On Beyond Honeybees
As I was watering the year-old pollinator garden at the Senior Center this morning, I noticed over a dozen kinds of bees busy at work. That made me very happy, because it meant that native bees who found the young garden last year have moved in and are making their home either in the garden or at least nearby. Native bees are a varied lot and it’s not surprising that that honeybees get the most attention; honeybees are plump and adorable and honey is delicious. Indeed, until fairly recently, if you searched for information about making a pollinator garden, most suggestions would be for food and shelter appropriate for honeybees. In recent years, native pollinators are winning more notice, which is great, because there are a lot more of them than most folks suspect. There are over 4,000 bee species in North America, and Washington State is home to over 600 of them (nobody knows exactly how many). It’s very satisfying to create native bee gardens, which will of course nourish honeybees as well. Why not?
Besides the best-known Orchard Masons, there are about 75 more Mason bee species in the Pacific Northwest alone. Like most solitary bees, most of them only forage about 3-500 feet from their homes. If you want them to return year after year to your garden, it’s VERY important not to disturb their nests, which are often underground. Rather than creating hives, solitary bees may live and nest either above or below ground. Lacking spiffy, straw-equipped bee houses, most will lay their eggs in holes in logs and stumps, or in hollow stems and old grasses and other small spaces, adding lumps of pollen for the emerging baby bees to feed on. Years ago, I corresponded with Brian Griffin, founder of Knox Cellars and the first person to offer Orchard Mason bee kits commercially. Brian was the inspiration for my first bee watching sessions with my kids, both under 10 at the time. They proved to be sharp observers and we filled our naturalist notebooks with sketches and descriptions of dozens of bees and other pollinators that summer.

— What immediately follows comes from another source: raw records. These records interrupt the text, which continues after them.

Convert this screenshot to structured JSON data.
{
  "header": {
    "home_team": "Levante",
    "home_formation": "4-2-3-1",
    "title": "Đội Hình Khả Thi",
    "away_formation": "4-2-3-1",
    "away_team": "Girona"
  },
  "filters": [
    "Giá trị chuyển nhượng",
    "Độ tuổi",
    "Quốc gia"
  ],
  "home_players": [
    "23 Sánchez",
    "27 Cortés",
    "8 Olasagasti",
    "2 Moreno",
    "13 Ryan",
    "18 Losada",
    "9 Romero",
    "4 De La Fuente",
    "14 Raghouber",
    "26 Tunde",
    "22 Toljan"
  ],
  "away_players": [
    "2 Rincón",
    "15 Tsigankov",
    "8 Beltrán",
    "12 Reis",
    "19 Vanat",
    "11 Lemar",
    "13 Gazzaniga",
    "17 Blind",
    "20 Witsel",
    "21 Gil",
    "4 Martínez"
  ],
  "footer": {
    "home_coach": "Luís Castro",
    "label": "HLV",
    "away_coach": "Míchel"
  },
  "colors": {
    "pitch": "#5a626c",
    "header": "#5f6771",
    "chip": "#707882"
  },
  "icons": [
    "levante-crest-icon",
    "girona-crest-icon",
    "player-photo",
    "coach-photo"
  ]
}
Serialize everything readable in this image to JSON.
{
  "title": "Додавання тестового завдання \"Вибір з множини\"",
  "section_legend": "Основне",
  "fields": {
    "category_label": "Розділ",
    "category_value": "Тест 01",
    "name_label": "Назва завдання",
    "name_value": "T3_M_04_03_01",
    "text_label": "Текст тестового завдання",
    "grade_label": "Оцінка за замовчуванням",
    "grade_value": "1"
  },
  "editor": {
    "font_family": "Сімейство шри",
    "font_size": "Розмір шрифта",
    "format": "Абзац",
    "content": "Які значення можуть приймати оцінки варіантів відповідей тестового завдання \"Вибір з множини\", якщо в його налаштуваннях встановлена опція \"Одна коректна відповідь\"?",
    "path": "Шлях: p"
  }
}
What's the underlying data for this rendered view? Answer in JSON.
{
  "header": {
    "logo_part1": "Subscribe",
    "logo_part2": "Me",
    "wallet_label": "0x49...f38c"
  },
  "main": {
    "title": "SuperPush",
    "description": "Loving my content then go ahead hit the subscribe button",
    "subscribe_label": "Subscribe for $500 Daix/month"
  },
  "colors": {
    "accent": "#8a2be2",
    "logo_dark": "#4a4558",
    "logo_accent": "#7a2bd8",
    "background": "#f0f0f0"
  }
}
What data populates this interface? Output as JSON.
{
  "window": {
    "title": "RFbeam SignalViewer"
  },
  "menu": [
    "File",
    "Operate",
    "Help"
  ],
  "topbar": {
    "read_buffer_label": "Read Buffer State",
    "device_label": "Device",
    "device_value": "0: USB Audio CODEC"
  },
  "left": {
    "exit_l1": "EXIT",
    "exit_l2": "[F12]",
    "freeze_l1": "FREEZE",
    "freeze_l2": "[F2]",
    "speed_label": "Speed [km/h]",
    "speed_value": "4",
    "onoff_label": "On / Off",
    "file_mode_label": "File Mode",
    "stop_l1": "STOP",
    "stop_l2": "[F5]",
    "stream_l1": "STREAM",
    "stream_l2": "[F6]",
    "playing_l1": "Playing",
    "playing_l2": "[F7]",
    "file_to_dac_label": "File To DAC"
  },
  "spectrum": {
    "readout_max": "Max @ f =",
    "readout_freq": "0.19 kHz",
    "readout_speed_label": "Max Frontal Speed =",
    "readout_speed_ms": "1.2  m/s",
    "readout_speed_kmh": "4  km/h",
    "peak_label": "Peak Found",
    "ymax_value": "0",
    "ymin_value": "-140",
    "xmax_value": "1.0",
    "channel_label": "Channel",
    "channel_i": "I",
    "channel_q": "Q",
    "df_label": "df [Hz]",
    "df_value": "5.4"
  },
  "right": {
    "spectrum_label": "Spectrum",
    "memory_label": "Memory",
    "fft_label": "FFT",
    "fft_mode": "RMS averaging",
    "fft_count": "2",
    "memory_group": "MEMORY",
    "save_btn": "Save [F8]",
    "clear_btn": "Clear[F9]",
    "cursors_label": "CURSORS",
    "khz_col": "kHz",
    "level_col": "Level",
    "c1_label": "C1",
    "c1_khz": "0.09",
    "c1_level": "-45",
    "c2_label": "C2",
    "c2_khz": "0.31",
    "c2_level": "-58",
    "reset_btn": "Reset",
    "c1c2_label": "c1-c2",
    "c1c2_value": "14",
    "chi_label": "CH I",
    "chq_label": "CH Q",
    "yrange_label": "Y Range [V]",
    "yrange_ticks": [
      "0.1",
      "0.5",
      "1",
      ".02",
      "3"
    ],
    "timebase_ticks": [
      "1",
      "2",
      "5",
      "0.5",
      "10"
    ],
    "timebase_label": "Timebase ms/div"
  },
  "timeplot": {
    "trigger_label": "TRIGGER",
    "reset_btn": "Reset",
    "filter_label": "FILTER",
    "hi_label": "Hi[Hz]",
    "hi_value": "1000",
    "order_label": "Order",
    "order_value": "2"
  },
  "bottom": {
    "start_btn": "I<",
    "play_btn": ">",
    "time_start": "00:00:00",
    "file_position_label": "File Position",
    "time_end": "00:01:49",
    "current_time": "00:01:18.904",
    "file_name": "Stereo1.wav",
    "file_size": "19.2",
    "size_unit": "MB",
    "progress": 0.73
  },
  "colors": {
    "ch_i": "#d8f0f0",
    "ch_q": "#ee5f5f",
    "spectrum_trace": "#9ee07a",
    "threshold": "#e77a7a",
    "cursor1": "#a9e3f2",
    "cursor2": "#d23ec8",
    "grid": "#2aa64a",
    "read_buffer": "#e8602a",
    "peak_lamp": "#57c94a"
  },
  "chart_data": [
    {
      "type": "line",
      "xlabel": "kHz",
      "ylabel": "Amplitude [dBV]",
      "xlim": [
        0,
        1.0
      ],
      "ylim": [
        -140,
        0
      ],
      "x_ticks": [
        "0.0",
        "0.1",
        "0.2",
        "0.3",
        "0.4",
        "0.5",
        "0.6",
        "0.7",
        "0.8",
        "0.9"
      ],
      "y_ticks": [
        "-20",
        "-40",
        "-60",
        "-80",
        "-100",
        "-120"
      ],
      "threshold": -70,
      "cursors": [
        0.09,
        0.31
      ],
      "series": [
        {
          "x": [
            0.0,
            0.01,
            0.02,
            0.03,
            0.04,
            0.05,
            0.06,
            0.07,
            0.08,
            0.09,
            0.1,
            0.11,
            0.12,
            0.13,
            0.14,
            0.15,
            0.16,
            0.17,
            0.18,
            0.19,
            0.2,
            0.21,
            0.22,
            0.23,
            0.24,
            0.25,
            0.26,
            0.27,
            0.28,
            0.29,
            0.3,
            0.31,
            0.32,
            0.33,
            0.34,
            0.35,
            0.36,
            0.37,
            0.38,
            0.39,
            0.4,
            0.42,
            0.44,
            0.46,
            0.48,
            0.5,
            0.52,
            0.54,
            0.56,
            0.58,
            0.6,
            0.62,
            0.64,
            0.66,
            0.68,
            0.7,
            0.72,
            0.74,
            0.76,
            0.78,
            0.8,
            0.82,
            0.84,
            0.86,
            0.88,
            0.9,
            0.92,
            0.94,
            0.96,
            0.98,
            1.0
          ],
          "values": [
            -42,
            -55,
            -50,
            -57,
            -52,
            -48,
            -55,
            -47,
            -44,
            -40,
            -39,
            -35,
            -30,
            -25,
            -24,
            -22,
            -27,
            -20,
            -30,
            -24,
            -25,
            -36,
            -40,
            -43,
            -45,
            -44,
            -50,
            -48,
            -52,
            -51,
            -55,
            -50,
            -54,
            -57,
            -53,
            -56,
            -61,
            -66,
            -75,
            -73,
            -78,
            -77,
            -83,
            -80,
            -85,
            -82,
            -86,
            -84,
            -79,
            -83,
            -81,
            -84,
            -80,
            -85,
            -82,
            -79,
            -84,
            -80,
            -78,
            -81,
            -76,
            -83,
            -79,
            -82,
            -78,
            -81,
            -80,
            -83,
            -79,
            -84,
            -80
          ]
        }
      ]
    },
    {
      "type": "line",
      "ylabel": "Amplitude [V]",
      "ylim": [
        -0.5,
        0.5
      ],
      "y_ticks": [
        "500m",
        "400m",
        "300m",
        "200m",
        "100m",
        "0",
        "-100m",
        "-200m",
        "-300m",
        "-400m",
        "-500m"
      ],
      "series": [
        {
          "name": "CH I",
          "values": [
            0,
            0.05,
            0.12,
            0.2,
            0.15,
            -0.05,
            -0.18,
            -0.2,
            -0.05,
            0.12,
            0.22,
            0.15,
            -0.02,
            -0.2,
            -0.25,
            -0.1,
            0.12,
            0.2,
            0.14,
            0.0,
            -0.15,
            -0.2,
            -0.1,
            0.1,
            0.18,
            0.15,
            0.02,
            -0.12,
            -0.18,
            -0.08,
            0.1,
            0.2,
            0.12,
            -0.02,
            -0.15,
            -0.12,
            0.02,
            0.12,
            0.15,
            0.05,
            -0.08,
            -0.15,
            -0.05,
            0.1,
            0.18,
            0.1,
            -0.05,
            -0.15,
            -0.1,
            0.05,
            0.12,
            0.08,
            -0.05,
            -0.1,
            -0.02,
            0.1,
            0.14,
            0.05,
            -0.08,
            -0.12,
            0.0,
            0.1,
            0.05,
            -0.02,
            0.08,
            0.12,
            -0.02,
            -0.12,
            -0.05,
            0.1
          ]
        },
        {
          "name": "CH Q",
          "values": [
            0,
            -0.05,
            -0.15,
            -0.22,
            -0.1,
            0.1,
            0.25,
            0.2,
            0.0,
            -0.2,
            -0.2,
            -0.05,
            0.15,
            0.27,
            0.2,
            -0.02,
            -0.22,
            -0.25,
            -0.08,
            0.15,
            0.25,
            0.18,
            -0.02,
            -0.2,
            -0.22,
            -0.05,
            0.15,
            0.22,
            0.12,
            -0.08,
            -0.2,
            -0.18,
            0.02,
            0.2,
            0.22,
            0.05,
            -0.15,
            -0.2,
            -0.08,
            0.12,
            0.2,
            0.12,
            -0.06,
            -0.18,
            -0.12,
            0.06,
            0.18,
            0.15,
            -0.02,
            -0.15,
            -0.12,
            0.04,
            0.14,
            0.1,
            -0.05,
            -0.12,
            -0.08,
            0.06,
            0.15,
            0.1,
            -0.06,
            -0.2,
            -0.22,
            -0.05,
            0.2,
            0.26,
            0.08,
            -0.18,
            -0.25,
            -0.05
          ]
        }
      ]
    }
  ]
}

Watch And Learn
In one letter, Brian wrote that all summer long, “various species of solitary bees are having their brief time in the sun. For instance, I put up a nesting block with 1/8th inch holes just to see what would happen. As a result I have met a tiny wasp that preys on aphids, stinging them to paralyze but not to kill. They stuff 35 to 70 of their victims into a tiny hole, lay an egg in amongst them and seal them in with conifer pitch. The larvae eat the aphids one at a time till they are all gone, then they metamorphose into adults, dig their way through the wall of pitch and do it again. These are solitary creatures so they are not at all defensive or should I say offensive? I have recently acquired a whole new population of tiny bees nesting in those same holes that I have never seen before. I don’t even know what they are yet. Take a close look about your garden, you will be amazed at the numbers of different bees you will see, and next week a new species may emerge for their brief time to continue their race.”
Besides stressing the gentle nature of solitary bees, which have no hives to protect, Brian taught me that pollinator gardens should be left as natural as possible. He emphasized that once you’ve got native bees nesting, their area should NOT be tidied up, as removing fading foliage and stems and raking up leafy litter also destroys possible nesting sites and may well remove eggs as well. While raking and digging can destroy underground nests, spreading compost won’t hurt a thing and adding wood chip mulch is positively beneficial. It’s especially important to preserve and protect nests since as he notes above, most solitary bees only have one brief window in which to mate, reproduce and die, and it’s often merely a 12-14 week span.
Get To Know Your Native Bees
There’s a common misconception that ground nesting bees are “bad” but most are gentle creatures that are excellent pollinators. Before spraying a nest, please do some homework and make sure that you aren’t harming beneficial bees! If you aren’t sure which kind of bees are visiting, it’s worth spending time with an insect guide to learn to recognize our tiny neighbors. Good resources include bugguide.net which is a terrific guide for identifying all sorts of North American insects and spiders. When you’re there, check out the link for National Moth Week, which is coming up July 23-31. You can look at images from past years to ID moths you might notice fluttering around your porch lights on balmy summer evenings. To download a pdf with LOTS of bee info, check out the USDA/Forest Service online guide called Bee Basics.
Another common misconception that keeps some people from planting pollinator gardens is the idea that to nurture and support native bees and other native pollinators, all non-native plants must be replaced with huckleberries and salal. Some folks also also worry that non-native plants will bring in honeybees that will crowd out natives. It’s true that some native pollinators are specialists that really do feed mainly on certain plants; Monarch butterflies and milkweeds, for example, or squash bees. However, many native pollinators are generalists that happily harvest nectar and pollen from a wide palette of plants. Research shows that when beds are planted with both native and near-native plants (allies like Asian and native rhododendrons or maples, for example), the beds with the most flowers at any given time get the most pollinator visits. The beds with both native and near-native plants are visited by the greatest number and variety of pollinators overall. However, as the flowering season wears on, pollinator attention shifts to exotic plants which remain in flower longer than the natives. Bottom line? Don’t worry, just plant lots of long bloomers, enjoy the tiny visitors, and don’t be too tidy!
Here’s a link to accurate regional pollinator information: